Triumph Bill submitted to Governor Rick Scott for approval

Community News


The Triumph bills, HB 7077 and HB 7079, were sent to Governor Rick Scott’s office Thursday, beginning the 15 day window for him to sign or veto the bills. Once the bills become law, the $300 million will be placed into a trust fund and Triumph Gulf Coast, Inc., the corporation tasked with awarding funds for projects in the Panhandle, will be created. The purpose of these projects and programs is to provide regional economic transformation and diversity for the area.

Seventy-five percent of the BP settlement payment (about $300 million) is expected released to the corporation by July 1, 2017 to benefit the eight disproportionately affected counties (Bay, Escambia, Franklin, Gulf, Okaloosa, Santa Rosa, Walton and Wakulla Counties). The Board of County Commissioners of each of the eight counties must submit to the corporation a list of projects it or other elected local governing boards recommend in order to receive funding. Monies will be released only for projects approved by the corporation made up of representatives from each of the affected counties.

Under the economic damages settlement, BP will pay Florida $2 billion that resolves the economic damage claims arising from the Deepwater Horizion incident. Florida will receive payments over the course of several years per an agreed schedule. An initial payment of $400 million was received in 2016 and beginning in 2019, Florida will receive annual payments of approximately $106,666,666 through 2033.

This bill of the BP oil spill in 2010. On April 20, 2010, an offshore drilling rig known as the Deepwater Horizion exploded, caught fire, and eventually sank, resulting in a massive release of oil and substances from BP’s Macondo well. Initial efforts to cap the well following the explosion were unsuccessful, and oil and natural gas continuously and uncontrollably spilled into the northern Gulf of Mexico.

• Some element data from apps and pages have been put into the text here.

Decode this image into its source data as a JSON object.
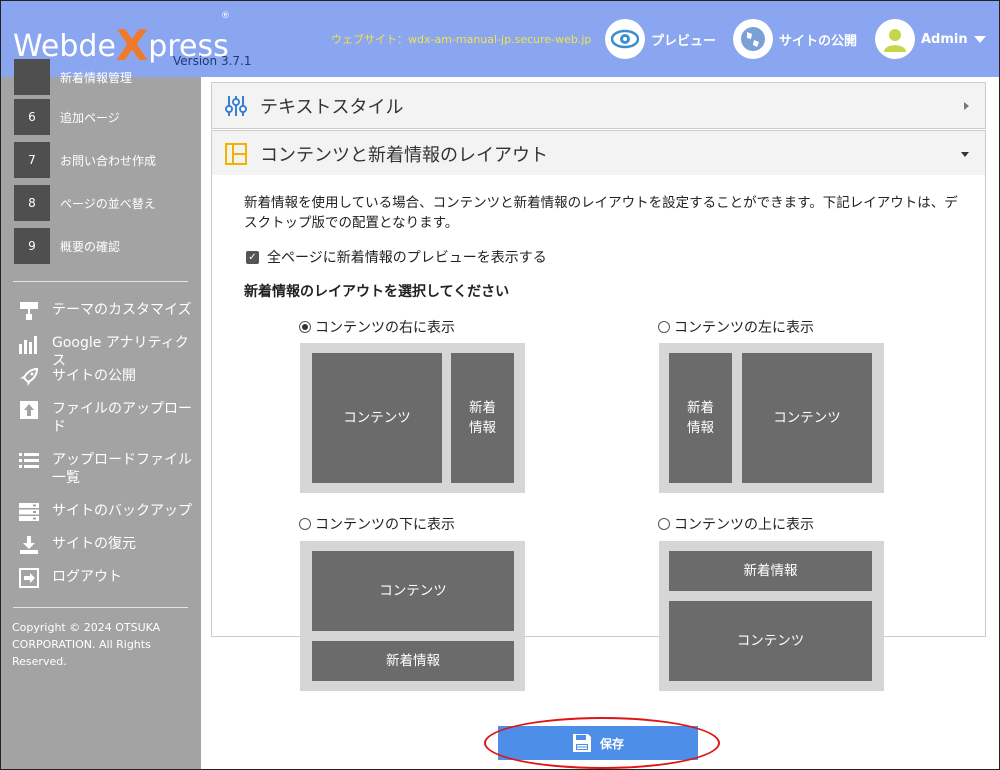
{
  "header": {
    "logo_prefix": "Webde",
    "logo_x": "X",
    "logo_suffix": "press",
    "logo_reg": "®",
    "version": "Version 3.7.1",
    "website": "ウェブサイト：wdx-am-manual-jp.secure-web.jp",
    "preview_label": "プレビュー",
    "publish_label": "サイトの公開",
    "admin_label": "Admin"
  },
  "sidebar": {
    "partial_step_label": "新着情報管理",
    "steps": [
      {
        "num": "6",
        "label": "追加ページ"
      },
      {
        "num": "7",
        "label": "お問い合わせ作成"
      },
      {
        "num": "8",
        "label": "ページの並べ替え"
      },
      {
        "num": "9",
        "label": "概要の確認"
      }
    ],
    "menu": [
      {
        "label": "テーマのカスタマイズ",
        "icon": "paint-roller-icon"
      },
      {
        "label": "Google アナリティクス",
        "icon": "bar-chart-icon"
      },
      {
        "label": "サイトの公開",
        "icon": "rocket-icon"
      },
      {
        "label": "ファイルのアップロード",
        "icon": "upload-icon"
      },
      {
        "label": "アップロードファイル一覧",
        "icon": "list-icon"
      },
      {
        "label": "サイトのバックアップ",
        "icon": "server-icon"
      },
      {
        "label": "サイトの復元",
        "icon": "download-icon"
      },
      {
        "label": "ログアウト",
        "icon": "logout-icon"
      }
    ],
    "copyright": "Copyright © 2024 OTSUKA CORPORATION. All Rights Reserved."
  },
  "main": {
    "text_style_title": "テキストスタイル",
    "layout_title": "コンテンツと新着情報のレイアウト",
    "description": "新着情報を使用している場合、コンテンツと新着情報のレイアウトを設定することができます。下記レイアウトは、デスクトップ版での配置となります。",
    "checkbox_label": "全ページに新着情報のプレビューを表示する",
    "checkbox_checked": true,
    "subheading": "新着情報のレイアウトを選択してください",
    "options": [
      {
        "label": "コンテンツの右に表示",
        "selected": true
      },
      {
        "label": "コンテンツの左に表示",
        "selected": false
      },
      {
        "label": "コンテンツの下に表示",
        "selected": false
      },
      {
        "label": "コンテンツの上に表示",
        "selected": false
      }
    ],
    "block_contents": "コンテンツ",
    "block_news_line1": "新着",
    "block_news_line2": "情報",
    "block_news": "新着情報",
    "save_label": "保存"
  },
  "colors": {
    "header_bg": "#8aa6f0",
    "sidebar_bg": "#a3a3a3",
    "save_button": "#4d8fe8",
    "highlight": "#e01414"
  }
}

According to the U.S. District Court’s findings of fact, approximately 3.19 million barrels (124 million gallons) of oil were released into the ocean, resulting in the largest offshore marine oil spill in U.S. history.

Cumulatively, over the course of the spill, oil was detected on over 43,300 square miles on the ocean, an area about the size of Virginia. Currents, winds, and tides carried these surface oil slicks to the Gulf states, fouling more than 1,300 miles of shoreline, including beaches, bays, estuaries, and marshes.